### What the task asks
Whenever a line carries the word "into", pull it out of the entries.

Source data
========
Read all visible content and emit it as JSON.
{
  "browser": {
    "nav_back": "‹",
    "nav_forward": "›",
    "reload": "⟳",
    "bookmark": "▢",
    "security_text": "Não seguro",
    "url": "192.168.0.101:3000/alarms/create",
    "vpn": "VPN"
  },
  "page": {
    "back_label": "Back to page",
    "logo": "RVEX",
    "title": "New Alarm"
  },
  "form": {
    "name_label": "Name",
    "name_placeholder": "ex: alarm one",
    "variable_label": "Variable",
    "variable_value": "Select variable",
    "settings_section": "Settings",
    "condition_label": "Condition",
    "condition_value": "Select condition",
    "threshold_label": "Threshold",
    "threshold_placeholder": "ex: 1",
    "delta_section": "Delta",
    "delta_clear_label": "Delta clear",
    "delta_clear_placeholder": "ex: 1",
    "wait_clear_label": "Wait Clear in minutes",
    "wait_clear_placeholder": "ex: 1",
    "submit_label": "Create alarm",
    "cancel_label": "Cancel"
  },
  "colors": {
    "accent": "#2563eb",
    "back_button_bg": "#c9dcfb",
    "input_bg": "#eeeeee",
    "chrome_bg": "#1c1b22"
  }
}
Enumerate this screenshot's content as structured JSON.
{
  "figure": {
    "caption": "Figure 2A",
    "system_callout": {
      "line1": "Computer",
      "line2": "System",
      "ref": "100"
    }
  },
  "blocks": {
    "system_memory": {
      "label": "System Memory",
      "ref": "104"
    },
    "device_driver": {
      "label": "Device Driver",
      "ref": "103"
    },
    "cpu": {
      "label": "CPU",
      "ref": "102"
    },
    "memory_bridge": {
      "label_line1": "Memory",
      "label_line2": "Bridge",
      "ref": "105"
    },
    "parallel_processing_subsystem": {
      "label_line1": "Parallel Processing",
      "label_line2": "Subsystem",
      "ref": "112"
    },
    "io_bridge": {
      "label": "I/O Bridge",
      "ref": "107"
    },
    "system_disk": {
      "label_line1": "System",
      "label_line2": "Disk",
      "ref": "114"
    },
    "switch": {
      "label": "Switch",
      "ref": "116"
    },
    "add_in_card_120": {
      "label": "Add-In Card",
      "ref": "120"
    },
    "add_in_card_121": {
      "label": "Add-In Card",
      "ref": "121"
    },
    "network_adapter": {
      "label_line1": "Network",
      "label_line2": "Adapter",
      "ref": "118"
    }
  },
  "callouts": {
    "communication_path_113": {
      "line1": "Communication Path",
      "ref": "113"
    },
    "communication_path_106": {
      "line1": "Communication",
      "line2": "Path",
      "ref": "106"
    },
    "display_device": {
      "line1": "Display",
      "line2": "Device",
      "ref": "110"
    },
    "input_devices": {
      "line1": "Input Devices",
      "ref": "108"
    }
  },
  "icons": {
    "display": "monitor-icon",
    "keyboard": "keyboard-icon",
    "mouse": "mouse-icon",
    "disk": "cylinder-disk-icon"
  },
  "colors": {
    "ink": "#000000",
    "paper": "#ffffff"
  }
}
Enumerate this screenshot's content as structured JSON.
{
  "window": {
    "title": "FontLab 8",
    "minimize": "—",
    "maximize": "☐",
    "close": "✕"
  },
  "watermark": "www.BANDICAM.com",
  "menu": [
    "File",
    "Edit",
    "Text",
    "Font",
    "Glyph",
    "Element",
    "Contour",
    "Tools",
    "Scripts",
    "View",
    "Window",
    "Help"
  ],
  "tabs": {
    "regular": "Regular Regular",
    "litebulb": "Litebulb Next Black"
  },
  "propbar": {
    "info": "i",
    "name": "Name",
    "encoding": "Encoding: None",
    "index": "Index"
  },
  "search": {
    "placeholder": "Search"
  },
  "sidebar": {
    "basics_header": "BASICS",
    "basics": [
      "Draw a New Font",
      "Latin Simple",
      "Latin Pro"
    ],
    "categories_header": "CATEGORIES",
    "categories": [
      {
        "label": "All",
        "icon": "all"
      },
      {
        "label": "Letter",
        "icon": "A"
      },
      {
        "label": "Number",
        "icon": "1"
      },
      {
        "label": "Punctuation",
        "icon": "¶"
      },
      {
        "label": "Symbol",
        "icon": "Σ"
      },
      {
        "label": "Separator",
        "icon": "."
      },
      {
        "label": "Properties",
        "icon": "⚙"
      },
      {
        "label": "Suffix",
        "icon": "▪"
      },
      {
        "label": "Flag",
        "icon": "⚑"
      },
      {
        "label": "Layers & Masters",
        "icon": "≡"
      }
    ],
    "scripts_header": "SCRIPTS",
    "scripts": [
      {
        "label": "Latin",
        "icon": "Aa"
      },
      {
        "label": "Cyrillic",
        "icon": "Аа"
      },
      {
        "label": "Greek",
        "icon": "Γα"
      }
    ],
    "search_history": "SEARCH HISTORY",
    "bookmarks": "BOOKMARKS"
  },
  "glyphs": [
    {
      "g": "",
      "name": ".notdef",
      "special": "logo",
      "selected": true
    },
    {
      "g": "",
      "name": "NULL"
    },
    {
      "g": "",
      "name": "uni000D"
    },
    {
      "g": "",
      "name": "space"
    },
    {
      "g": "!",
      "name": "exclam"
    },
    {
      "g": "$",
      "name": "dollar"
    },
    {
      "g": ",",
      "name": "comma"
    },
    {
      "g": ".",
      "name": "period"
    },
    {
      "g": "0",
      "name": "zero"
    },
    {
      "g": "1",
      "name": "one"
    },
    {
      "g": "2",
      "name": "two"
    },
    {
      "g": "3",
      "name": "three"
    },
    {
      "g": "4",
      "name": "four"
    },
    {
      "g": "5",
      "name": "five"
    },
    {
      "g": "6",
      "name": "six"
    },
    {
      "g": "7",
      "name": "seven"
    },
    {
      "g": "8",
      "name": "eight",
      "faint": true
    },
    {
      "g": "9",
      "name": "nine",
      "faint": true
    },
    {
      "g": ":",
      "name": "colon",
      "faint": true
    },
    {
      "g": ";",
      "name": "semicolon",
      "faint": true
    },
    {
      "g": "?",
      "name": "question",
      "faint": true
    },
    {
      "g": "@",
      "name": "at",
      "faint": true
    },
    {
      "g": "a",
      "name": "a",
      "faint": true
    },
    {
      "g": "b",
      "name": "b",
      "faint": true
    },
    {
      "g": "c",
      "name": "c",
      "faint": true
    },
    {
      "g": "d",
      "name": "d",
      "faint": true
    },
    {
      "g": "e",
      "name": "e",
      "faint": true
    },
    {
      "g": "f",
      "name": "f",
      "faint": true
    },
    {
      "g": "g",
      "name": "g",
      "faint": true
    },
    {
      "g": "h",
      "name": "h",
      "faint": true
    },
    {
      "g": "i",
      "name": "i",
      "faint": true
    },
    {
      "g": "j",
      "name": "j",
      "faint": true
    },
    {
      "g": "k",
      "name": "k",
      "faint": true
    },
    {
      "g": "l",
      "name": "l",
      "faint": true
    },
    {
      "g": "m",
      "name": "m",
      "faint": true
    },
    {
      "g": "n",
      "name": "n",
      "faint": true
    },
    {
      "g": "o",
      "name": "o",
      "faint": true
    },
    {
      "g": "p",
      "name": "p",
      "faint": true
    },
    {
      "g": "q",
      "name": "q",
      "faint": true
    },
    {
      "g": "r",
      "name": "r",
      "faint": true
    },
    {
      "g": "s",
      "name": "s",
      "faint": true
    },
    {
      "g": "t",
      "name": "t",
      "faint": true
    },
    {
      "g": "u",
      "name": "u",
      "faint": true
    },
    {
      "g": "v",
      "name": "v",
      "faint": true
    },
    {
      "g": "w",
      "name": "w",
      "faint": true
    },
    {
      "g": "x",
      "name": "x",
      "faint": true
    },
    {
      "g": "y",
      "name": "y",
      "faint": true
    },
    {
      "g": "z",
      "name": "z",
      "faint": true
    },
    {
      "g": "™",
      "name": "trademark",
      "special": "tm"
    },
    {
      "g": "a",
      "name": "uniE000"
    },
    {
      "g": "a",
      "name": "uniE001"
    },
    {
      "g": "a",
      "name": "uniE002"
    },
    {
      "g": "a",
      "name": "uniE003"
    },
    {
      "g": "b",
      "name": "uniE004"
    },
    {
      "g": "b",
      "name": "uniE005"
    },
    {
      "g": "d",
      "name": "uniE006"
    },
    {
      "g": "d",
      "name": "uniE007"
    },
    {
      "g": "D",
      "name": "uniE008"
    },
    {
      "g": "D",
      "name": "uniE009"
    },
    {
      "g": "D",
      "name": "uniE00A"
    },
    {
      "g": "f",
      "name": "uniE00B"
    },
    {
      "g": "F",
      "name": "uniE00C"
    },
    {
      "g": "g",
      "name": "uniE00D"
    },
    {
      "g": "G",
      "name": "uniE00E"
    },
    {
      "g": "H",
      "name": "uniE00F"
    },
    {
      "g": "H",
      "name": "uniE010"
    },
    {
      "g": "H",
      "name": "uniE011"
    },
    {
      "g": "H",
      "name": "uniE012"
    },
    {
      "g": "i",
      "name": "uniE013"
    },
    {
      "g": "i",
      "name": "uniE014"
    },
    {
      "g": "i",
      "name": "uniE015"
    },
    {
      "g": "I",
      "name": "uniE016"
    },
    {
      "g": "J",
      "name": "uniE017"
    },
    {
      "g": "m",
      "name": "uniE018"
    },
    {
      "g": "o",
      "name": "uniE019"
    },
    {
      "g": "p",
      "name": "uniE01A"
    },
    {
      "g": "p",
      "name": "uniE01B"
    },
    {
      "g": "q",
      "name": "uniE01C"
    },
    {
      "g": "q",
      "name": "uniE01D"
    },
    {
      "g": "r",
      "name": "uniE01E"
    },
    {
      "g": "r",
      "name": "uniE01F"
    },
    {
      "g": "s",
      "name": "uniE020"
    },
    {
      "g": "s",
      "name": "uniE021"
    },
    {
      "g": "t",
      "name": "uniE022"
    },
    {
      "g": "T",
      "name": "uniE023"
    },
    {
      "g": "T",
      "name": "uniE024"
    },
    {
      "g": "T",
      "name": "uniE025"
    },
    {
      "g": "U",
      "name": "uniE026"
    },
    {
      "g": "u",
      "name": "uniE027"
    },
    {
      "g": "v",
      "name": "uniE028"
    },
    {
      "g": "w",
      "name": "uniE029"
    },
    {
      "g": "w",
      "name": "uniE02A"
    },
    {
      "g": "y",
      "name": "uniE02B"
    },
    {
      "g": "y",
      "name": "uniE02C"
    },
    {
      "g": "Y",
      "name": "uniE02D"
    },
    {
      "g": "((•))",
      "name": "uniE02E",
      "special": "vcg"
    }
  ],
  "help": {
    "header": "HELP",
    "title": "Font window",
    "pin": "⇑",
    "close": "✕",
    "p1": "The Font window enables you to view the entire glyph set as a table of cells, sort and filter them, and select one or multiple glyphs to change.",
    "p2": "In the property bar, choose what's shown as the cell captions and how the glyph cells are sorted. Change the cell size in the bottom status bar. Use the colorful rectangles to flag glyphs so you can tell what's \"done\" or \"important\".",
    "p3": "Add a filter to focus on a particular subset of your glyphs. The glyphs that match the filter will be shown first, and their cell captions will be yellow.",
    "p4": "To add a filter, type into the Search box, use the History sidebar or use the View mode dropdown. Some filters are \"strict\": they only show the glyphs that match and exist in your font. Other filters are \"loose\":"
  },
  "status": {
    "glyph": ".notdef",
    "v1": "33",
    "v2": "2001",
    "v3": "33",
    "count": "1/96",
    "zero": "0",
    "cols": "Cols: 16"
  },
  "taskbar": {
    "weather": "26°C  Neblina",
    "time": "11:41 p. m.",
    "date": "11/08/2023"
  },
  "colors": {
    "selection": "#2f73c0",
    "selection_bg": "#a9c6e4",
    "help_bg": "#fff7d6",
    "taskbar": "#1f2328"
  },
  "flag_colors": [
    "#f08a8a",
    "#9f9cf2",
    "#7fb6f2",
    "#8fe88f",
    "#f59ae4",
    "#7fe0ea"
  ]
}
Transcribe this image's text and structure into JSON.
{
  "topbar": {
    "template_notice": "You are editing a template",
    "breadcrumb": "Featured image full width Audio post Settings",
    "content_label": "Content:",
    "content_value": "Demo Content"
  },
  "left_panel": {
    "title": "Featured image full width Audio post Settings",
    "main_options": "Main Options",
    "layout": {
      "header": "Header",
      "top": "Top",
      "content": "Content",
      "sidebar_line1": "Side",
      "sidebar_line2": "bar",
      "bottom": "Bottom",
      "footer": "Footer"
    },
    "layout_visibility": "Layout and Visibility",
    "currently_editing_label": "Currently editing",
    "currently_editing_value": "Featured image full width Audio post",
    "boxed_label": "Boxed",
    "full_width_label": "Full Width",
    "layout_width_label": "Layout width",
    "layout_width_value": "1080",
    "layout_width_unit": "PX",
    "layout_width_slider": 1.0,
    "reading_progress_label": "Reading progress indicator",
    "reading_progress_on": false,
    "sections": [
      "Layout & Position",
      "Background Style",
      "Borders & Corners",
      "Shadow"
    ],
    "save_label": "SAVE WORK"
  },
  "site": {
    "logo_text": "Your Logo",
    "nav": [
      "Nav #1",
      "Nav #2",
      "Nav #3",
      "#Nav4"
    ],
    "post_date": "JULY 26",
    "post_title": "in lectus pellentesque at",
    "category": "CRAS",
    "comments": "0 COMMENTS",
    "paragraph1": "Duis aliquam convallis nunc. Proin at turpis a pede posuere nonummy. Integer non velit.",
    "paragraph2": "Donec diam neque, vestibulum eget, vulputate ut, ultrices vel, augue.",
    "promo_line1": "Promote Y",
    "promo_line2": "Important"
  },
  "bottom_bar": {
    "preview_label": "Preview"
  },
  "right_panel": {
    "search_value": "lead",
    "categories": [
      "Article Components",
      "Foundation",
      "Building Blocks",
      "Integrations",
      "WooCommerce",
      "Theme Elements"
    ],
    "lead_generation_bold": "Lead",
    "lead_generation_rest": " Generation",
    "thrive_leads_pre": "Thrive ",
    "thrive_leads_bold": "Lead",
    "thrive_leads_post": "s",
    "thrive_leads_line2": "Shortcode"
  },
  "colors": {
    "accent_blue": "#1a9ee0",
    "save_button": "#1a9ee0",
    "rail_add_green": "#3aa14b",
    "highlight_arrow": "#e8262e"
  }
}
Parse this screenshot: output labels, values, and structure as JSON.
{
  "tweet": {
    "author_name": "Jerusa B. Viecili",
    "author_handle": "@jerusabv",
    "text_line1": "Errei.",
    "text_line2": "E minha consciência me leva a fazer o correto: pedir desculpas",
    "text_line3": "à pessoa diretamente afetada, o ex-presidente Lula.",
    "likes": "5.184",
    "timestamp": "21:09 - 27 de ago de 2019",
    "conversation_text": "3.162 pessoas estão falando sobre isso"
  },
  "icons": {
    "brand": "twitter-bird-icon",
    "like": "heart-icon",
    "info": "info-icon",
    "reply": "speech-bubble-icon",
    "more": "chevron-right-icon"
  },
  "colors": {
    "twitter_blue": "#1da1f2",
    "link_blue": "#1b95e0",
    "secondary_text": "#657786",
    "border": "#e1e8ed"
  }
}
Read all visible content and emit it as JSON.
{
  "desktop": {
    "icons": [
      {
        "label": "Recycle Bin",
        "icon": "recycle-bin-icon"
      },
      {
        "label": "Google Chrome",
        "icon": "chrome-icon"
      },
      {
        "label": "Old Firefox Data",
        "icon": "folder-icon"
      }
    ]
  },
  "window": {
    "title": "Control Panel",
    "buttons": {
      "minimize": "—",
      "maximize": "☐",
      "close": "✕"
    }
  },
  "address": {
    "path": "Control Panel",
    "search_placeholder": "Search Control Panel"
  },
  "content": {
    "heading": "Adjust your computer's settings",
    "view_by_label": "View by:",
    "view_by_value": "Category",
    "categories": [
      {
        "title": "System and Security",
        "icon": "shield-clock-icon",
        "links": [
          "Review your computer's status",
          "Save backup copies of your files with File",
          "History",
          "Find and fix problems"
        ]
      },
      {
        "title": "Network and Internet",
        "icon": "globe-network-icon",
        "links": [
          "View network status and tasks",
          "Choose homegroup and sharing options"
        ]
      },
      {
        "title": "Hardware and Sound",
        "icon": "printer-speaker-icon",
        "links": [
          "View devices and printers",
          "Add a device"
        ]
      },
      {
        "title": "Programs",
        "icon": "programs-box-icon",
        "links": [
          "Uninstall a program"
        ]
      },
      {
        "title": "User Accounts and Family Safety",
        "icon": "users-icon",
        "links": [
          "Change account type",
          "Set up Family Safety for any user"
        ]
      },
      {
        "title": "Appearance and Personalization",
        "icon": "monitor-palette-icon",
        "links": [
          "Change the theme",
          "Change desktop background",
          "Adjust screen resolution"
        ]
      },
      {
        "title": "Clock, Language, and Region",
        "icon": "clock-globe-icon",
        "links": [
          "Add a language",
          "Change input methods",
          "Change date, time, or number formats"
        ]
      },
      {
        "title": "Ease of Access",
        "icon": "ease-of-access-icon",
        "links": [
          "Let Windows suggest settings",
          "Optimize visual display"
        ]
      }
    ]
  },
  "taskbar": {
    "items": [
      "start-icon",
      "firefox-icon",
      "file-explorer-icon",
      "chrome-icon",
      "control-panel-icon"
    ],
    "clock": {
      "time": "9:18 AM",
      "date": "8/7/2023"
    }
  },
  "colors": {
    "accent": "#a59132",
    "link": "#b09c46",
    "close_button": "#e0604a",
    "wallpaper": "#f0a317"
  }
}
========
### Output
    "p4": "To add a filter, type into the Search box, use the History sidebar or use the View mode dropdown. Some filters are \"strict\": they only show the glyphs that match and exist in your font. Other filters are \"loose\":"
Transcribe this image's text and structure into JSON.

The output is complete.